- [Exercise data]:

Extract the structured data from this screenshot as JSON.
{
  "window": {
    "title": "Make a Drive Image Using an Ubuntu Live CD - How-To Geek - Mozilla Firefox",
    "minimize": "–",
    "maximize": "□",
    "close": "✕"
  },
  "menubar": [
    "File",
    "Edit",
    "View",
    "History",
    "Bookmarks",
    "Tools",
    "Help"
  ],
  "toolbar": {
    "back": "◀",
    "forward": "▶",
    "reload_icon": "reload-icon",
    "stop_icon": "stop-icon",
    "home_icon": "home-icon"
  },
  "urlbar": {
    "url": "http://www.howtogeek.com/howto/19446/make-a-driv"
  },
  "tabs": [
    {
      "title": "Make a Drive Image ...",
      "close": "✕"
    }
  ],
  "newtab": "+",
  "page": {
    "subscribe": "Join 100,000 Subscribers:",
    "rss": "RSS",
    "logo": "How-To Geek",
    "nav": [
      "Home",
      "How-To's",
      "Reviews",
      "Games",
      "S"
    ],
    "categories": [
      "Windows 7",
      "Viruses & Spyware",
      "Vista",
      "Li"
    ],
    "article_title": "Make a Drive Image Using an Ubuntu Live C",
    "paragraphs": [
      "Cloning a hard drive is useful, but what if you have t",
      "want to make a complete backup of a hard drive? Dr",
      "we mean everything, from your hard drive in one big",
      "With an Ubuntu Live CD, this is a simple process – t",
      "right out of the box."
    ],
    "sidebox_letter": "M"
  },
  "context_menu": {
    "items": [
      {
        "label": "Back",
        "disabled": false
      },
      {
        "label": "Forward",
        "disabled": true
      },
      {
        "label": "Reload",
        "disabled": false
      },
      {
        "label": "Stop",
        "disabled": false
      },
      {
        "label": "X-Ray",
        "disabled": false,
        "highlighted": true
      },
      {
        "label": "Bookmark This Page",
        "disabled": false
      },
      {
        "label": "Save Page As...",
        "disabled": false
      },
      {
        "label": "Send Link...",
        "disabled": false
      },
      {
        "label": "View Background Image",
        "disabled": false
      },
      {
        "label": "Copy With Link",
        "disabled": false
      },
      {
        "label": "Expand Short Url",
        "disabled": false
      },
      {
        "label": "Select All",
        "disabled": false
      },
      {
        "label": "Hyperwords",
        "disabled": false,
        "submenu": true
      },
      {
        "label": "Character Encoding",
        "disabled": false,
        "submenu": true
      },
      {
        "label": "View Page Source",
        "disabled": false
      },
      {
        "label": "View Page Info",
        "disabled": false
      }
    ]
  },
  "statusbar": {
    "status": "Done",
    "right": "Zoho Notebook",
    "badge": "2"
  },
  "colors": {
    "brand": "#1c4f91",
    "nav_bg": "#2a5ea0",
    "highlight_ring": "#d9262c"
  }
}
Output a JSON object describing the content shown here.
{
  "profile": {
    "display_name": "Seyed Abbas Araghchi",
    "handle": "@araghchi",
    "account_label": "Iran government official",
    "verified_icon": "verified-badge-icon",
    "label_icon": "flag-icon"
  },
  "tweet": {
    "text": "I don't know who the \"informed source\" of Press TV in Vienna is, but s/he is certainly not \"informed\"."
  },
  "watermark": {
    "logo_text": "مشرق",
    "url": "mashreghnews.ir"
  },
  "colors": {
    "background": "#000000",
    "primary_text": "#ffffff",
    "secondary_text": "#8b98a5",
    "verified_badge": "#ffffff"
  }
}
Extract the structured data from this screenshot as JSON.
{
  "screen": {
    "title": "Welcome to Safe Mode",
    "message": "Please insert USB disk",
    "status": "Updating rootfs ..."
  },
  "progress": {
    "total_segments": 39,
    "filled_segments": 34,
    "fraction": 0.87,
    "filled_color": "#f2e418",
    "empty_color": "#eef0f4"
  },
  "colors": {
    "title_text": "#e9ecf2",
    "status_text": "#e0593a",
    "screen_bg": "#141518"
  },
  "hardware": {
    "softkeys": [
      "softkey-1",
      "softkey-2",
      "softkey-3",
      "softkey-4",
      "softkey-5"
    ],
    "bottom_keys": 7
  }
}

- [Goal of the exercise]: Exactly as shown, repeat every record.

- [Result for this task]:
Extract the structured data from this screenshot as JSON.
{
  "window": {
    "title": "Make a Drive Image Using an Ubuntu Live CD - How-To Geek - Mozilla Firefox",
    "minimize": "–",
    "maximize": "□",
    "close": "✕"
  },
  "menubar": [
    "File",
    "Edit",
    "View",
    "History",
    "Bookmarks",
    "Tools",
    "Help"
  ],
  "toolbar": {
    "back": "◀",
    "forward": "▶",
    "reload_icon": "reload-icon",
    "stop_icon": "stop-icon",
    "home_icon": "home-icon"
  },
  "urlbar": {
    "url": "http://www.howtogeek.com/howto/19446/make-a-driv"
  },
  "tabs": [
    {
      "title": "Make a Drive Image ...",
      "close": "✕"
    }
  ],
  "newtab": "+",
  "page": {
    "subscribe": "Join 100,000 Subscribers:",
    "rss": "RSS",
    "logo": "How-To Geek",
    "nav": [
      "Home",
      "How-To's",
      "Reviews",
      "Games",
      "S"
    ],
    "categories": [
      "Windows 7",
      "Viruses & Spyware",
      "Vista",
      "Li"
    ],
    "article_title": "Make a Drive Image Using an Ubuntu Live C",
    "paragraphs": [
      "Cloning a hard drive is useful, but what if you have t",
      "want to make a complete backup of a hard drive? Dr",
      "we mean everything, from your hard drive in one big",
      "With an Ubuntu Live CD, this is a simple process – t",
      "right out of the box."
    ],
    "sidebox_letter": "M"
  },
  "context_menu": {
    "items": [
      {
        "label": "Back",
        "disabled": false
      },
      {
        "label": "Forward",
        "disabled": true
      },
      {
        "label": "Reload",
        "disabled": false
      },
      {
        "label": "Stop",
        "disabled": false
      },
      {
        "label": "X-Ray",
        "disabled": false,
        "highlighted": true
      },
      {
        "label": "Bookmark This Page",
        "disabled": false
      },
      {
        "label": "Save Page As...",
        "disabled": false
      },
      {
        "label": "Send Link...",
        "disabled": false
      },
      {
        "label": "View Background Image",
        "disabled": false
      },
      {
        "label": "Copy With Link",
        "disabled": false
      },
      {
        "label": "Expand Short Url",
        "disabled": false
      },
      {
        "label": "Select All",
        "disabled": false
      },
      {
        "label": "Hyperwords",
        "disabled": false,
        "submenu": true
      },
      {
        "label": "Character Encoding",
        "disabled": false,
        "submenu": true
      },
      {
        "label": "View Page Source",
        "disabled": false
      },
      {
        "label": "View Page Info",
        "disabled": false
      }
    ]
  },
  "statusbar": {
    "status": "Done",
    "right": "Zoho Notebook",
    "badge": "2"
  },
  "colors": {
    "brand": "#1c4f91",
    "nav_bg": "#2a5ea0",
    "highlight_ring": "#d9262c"
  }
}
Output a JSON object describing the content shown here.
{
  "profile": {
    "display_name": "Seyed Abbas Araghchi",
    "handle": "@araghchi",
    "account_label": "Iran government official",
    "verified_icon": "verified-badge-icon",
    "label_icon": "flag-icon"
  },
  "tweet": {
    "text": "I don't know who the \"informed source\" of Press TV in Vienna is, but s/he is certainly not \"informed\"."
  },
  "watermark": {
    "logo_text": "مشرق",
    "url": "mashreghnews.ir"
  },
  "colors": {
    "background": "#000000",
    "primary_text": "#ffffff",
    "secondary_text": "#8b98a5",
    "verified_badge": "#ffffff"
  }
}
Extract the structured data from this screenshot as JSON.
{
  "screen": {
    "title": "Welcome to Safe Mode",
    "message": "Please insert USB disk",
    "status": "Updating rootfs ..."
  },
  "progress": {
    "total_segments": 39,
    "filled_segments": 34,
    "fraction": 0.87,
    "filled_color": "#f2e418",
    "empty_color": "#eef0f4"
  },
  "colors": {
    "title_text": "#e9ecf2",
    "status_text": "#e0593a",
    "screen_bg": "#141518"
  },
  "hardware": {
    "softkeys": [
      "softkey-1",
      "softkey-2",
      "softkey-3",
      "softkey-4",
      "softkey-5"
    ],
    "bottom_keys": 7
  }
}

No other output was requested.